■ **About this exercise**:
What you return must be every line below that includes the word "user".

■ **Component data from apps and pages**:
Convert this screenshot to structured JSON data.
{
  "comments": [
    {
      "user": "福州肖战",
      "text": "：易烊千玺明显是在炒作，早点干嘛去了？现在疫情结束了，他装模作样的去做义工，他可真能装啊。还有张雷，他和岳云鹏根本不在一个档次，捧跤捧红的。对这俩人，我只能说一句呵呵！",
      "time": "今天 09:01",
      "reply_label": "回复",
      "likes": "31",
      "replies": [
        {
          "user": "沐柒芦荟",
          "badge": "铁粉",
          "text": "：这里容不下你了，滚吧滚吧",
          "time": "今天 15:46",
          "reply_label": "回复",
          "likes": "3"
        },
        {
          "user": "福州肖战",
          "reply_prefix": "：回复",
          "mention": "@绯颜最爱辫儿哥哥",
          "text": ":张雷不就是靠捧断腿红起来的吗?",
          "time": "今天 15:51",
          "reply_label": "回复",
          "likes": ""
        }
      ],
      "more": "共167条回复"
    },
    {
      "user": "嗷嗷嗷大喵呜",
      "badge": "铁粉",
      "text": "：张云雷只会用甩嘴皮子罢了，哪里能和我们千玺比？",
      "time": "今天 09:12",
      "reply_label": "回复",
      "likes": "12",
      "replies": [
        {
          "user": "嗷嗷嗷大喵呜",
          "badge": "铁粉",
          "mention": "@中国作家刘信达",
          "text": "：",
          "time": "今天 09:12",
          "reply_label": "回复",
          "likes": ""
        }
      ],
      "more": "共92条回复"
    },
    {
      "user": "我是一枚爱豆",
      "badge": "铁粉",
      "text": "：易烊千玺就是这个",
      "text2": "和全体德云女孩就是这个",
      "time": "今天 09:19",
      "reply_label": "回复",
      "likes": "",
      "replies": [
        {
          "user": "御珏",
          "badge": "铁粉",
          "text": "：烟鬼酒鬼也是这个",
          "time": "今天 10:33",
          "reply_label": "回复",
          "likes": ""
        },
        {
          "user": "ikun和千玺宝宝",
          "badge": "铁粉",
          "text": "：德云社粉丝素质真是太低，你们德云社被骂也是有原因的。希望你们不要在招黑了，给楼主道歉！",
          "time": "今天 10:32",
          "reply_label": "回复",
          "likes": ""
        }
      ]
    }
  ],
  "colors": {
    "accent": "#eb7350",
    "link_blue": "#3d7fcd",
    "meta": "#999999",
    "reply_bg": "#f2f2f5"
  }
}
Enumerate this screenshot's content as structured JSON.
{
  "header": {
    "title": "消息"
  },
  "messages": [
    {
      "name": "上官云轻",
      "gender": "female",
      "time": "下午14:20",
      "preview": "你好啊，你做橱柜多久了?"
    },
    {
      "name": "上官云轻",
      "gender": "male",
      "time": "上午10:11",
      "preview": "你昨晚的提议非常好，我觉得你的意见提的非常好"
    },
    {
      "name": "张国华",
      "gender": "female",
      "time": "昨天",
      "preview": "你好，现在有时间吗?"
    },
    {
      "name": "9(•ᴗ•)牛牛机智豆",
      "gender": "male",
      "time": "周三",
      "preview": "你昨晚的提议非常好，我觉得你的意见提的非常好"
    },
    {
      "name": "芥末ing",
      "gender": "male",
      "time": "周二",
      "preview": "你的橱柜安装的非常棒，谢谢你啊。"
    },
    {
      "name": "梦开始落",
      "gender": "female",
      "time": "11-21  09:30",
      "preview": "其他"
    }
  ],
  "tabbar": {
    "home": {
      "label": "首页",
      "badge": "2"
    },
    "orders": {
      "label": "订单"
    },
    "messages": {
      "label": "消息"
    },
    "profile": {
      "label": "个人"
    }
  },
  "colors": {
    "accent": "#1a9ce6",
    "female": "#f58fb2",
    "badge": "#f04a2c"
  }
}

■ **Answer box**:
      "user": "福州肖战",
          "user": "沐柒芦荟",
          "user": "福州肖战",
      "user": "嗷嗷嗷大喵呜",
          "user": "嗷嗷嗷大喵呜",
      "user": "我是一枚爱豆",
          "user": "御珏",
          "user": "ikun和千玺宝宝",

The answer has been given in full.